John Oates Finds Inspiration in Flood-Ravaged South, Reveals Secret to Continuing Success of Hall and Oates
He's famous the world over for his partnership with fellow Philly-area soul brother Daryl Hall, but it isn't like he hasn't ever sowed any oats of his own. Singer/guitarist John Oates (who co-wrote such hits as 'Sara Smile,' 'She's Gone,' 'You Make My Dreams' and 'Maneater') has, like Hall, also released an entirely separate body of solo work over the years.
But perhaps nothing he's done is as personal as his latest full-length, 'Mississippi Mile.' Comprised mainly of Americana cover tunes that influenced Oates before his Hall and Oates days, it's an homage to classic roots rock and soul.
There are a few original songs as well, including a down-home remake of one of his old hits and a track inspired by a very real brush with some of the tragic flooding that has plagued the south over the last several years.
Essentially recorded "live" in a southern studio backed by some of the country's most seasoned session players, it was, as Oates tells Spinner, a chance to reconnect with the music that got him here in the first place.
In Hall and Oates, you and Daryl have covered many musical styles, but never really something like this brand of rootsy Americana.

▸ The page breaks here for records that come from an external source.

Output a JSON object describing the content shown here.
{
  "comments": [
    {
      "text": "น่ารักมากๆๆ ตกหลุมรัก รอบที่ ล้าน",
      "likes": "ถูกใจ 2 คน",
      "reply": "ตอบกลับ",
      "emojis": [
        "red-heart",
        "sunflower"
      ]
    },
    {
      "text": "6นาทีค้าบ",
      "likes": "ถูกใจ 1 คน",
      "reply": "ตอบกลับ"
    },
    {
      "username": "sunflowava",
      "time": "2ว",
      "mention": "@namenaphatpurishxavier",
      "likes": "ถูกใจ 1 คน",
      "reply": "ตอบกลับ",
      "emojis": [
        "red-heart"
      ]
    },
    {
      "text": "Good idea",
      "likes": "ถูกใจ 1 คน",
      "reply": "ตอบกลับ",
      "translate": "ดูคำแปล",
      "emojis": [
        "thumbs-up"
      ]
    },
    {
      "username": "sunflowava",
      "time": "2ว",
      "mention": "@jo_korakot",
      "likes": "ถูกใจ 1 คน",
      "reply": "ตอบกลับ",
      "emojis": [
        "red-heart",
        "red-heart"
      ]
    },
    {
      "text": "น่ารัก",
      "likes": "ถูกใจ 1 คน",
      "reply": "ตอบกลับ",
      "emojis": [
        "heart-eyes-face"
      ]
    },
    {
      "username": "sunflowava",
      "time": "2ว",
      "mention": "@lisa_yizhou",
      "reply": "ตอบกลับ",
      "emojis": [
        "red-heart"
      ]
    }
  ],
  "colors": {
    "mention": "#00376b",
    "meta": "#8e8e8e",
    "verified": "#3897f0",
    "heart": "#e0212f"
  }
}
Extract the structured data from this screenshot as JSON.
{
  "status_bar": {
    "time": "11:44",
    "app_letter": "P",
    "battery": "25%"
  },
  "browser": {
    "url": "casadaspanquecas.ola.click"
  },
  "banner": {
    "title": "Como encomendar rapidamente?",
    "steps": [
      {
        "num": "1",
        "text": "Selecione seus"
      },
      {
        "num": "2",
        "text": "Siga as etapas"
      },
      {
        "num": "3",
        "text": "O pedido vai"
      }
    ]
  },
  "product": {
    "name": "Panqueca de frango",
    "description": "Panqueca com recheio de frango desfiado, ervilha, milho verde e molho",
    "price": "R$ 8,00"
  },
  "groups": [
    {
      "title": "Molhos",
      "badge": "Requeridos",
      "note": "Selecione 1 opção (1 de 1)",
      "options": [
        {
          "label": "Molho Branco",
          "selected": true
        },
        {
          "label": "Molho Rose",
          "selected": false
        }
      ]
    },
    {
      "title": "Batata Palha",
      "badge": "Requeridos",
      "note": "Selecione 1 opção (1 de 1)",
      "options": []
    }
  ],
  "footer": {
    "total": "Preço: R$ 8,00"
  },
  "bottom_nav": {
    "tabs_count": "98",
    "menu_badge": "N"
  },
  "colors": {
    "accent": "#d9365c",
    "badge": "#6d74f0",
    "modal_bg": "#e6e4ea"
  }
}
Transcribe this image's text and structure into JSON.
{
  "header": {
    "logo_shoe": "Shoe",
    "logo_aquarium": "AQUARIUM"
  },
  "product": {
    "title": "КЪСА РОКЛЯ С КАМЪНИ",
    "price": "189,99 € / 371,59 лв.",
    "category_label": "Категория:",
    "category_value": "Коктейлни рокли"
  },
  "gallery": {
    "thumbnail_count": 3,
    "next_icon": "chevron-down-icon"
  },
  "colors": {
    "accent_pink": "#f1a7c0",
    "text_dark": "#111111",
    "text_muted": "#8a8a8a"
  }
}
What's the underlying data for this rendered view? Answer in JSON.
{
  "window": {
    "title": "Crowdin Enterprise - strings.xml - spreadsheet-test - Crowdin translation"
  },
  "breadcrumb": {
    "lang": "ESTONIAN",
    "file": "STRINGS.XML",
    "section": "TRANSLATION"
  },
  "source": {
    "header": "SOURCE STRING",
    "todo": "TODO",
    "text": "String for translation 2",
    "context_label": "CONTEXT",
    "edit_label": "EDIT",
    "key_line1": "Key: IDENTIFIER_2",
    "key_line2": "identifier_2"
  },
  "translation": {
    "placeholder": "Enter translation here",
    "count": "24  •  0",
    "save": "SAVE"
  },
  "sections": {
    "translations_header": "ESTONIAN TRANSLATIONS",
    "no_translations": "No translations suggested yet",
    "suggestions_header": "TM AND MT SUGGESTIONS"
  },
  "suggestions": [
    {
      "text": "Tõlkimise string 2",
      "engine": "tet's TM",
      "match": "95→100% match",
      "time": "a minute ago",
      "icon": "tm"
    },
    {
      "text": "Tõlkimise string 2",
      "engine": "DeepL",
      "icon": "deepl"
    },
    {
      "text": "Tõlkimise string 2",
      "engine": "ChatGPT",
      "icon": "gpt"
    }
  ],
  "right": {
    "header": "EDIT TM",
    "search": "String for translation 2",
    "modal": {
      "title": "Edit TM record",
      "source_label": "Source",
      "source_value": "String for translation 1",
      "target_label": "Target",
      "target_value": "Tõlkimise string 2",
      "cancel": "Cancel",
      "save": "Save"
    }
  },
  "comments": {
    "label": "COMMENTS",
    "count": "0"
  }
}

It started out as a casual idea. I was going to get some musicians I really respected down in Nashville. We were just going to record some old songs but as I got into it more and more, what I realized I was doing was creating this sort of musical autobiography of everything that ever mattered to me and made me want to be a musician -- before Hall and Oates. People may not think I did anything before that, but I'd played in numerous bands, playing coffee houses doing folk-blues on my own, so 'Mississippi